Orchestra Machine. 1/7/17 | LUCILA VILELA




Orchestra Machine, this great mishmash, sprawls across the entire floor of the room. The exposed, misaligned wires form drawings, traces of a visual thought. Drawings that connect the sculptures – noise-emitting contraptions. This set of electronic-mechanical sculptures produces a refined dialogue between sound art and visual art. These handmade machines present complex, almost undecipherable systems, whilst also revealing recognizable objects such as a medication blister card, fragments of aluminium cans, cake tins, and other materials that emit sounds when engaged. A video camera system is also incorporated and reflects details captured from the installation on the screens. Through controllers and computers, the machines respond to signal stimuli that are organized within a programmed network. Three conductor machines read the information, perforated on graph paper; like pianolas, they determine the time and trigger this entire apparatus that is organized in analogue and digital channels.

When the artists are present, the machines respond to the stimuli of the eight hands. The duration of the performance is determined by the coils, that slowly unwind throughout the process. A musical texture is developed spontaneously, through interaction between the programmed and the unforeseen. The artists touch their instruments, paying attention to the whole setup and the reverberated sounds that differ in each presentation. As the artists leave the room, the machines grow in autonomy and are orchestrated at a programmed rhythm, with time intervals softened by silence. The performance is transformed into an installation and remains active in the space. A unity is achieved as the beats meet. Scores conduct mechanical music. And in the screeching of the (almost) invisible strings or in the accelerated spinning of the trio of cans, the rhythms become visual. Amidst all this, a mechanical ballet escapes.
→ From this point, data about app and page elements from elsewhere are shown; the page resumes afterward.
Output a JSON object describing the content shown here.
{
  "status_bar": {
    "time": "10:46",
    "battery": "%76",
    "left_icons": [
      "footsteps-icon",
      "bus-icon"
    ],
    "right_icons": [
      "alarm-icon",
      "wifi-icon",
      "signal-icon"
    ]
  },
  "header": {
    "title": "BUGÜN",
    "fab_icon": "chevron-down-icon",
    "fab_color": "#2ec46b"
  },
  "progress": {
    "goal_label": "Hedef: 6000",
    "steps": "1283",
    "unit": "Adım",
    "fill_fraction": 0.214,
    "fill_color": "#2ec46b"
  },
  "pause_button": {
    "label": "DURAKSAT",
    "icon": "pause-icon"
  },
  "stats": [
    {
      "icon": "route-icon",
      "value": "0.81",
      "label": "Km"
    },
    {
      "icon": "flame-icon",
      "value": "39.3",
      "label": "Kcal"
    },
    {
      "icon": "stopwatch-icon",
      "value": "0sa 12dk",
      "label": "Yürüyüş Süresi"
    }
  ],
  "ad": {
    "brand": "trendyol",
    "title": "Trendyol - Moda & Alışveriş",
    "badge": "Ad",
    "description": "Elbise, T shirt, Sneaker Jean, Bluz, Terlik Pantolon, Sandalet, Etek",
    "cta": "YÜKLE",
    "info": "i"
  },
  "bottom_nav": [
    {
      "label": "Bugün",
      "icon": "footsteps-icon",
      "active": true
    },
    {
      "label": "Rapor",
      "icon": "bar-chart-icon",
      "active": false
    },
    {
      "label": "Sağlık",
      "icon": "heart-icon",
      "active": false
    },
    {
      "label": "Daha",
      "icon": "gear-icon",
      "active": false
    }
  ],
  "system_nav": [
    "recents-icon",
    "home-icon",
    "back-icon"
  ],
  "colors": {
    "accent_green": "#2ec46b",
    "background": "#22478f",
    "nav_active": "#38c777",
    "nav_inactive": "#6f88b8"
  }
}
The artisanal work in Orchestra Machine is the result of a meticulous process, in which art, technique and science merge in an analogue and digital fusion. The turn of the 21st century was marked by the advance from analogue to digital technology, and the artists Roberto Freitas, O Grivo (Nelson Soares and Marcos Moreira) and Marcelo Comparini and their generation were affected by this transition. The solutions found for machines to function, therefore, could not be drawn from a knowledge that combines understanding from these two branches. The cognitive development of the invented machines occurs in the convergence of a technical domain with artistic perceptions, which directly interferes in the notion of space and time.
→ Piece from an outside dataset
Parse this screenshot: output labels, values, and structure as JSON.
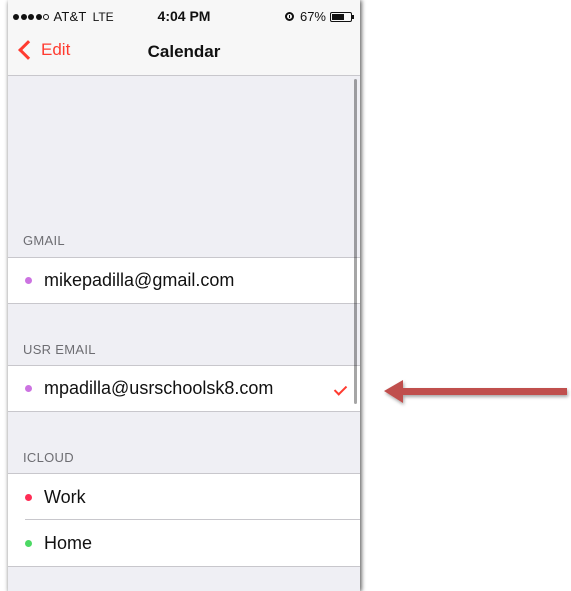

In the historical tradition of instrument creators and noise activators, the references are countless: from the futurists to the inevitable John Cage. But we can go even further back to the unheard musical instruments of Leonardo Da Vinci. Among Leonardo’s several projects, in his drawings a study into the construction of an automatic Pianola can be found. The musician would play this instrument while walking, as if he had a keyboard attached to the waist; it would work through the use of a horse hair, in continuous movement inside the pianola, touching the strings moved by the keys, and emitting a violin-like sound through the friction. Other projects include: the lira de braccio, with a more scenic than musical purpose, which used animal parts as the sound board; or also a mechanical drum, conceived to be used in celebrations or battles with the aim of scaring the enemy, which could be played by a person, an animal or engaged by a lever. These machines have survived through the drawings, which pay witness to the intention of instrument-machines. But experimenting with noises produced by machines or incorporated from everyday life only became part of the art world much later, finding its place in 20th century art. Currently, the investigation of noise in the field of art encompasses sounds and images, capturing that convivial relationship with increasing intensity through the use of technological devices.
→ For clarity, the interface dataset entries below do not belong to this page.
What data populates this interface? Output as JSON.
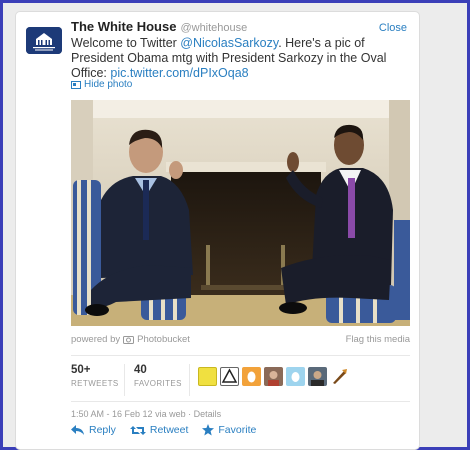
{
  "tweet": {
    "name": "The White House",
    "handle": "@whitehouse",
    "close_label": "Close",
    "text_before": "Welcome to Twitter ",
    "mention": "@NicolasSarkozy",
    "text_after": ". Here's a pic of President Obama mtg with President Sarkozy in the Oval Office: ",
    "link": "pic.twitter.com/dPIxOqa8",
    "hide_photo_label": "Hide photo"
  },
  "media": {
    "powered_by": "powered by",
    "provider": "Photobucket",
    "flag_label": "Flag this media"
  },
  "stats": {
    "retweets_count": "50+",
    "retweets_label": "RETWEETS",
    "favorites_count": "40",
    "favorites_label": "FAVORITES"
  },
  "meta": {
    "timestamp": "1:50 AM - 16 Feb 12",
    "via": "via web",
    "sep": "·",
    "details": "Details"
  },
  "actions": {
    "reply": "Reply",
    "retweet": "Retweet",
    "favorite": "Favorite"
  },
  "colors": {
    "frame": "#3b3fb8",
    "link": "#2a7fc1"
  }
}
The creation of instruments based on sculptural thought makes the Orchestra Machine transit between the spaces of music and visual arts, with a contemporary perception. Unlike Leonardo’s machines, everything is built with no design; it is in the doing itself that the thing happens. That is why the research is so important; it could only occur upon these artists meeting (made feasible by support projects). A meeting that enabled a pause of a thousand beats (uma pausa de mil compassos), to cite the master Paulinho da Viola. A pause long enough to carry out the work. Performance installation, sound sculpture, visual music, no single definition seems to adequately account for this project. The uniqueness of these contraptions springs like an inexhaustible source of ideas and knowledge, and the size of the rigmarole is revealed. Orchestra Machine, this indefinable and undecipherable mishmash, seems to shift between the temporal experience of sculpture, the choreography of the machines and the spatial repercussion of the sounds.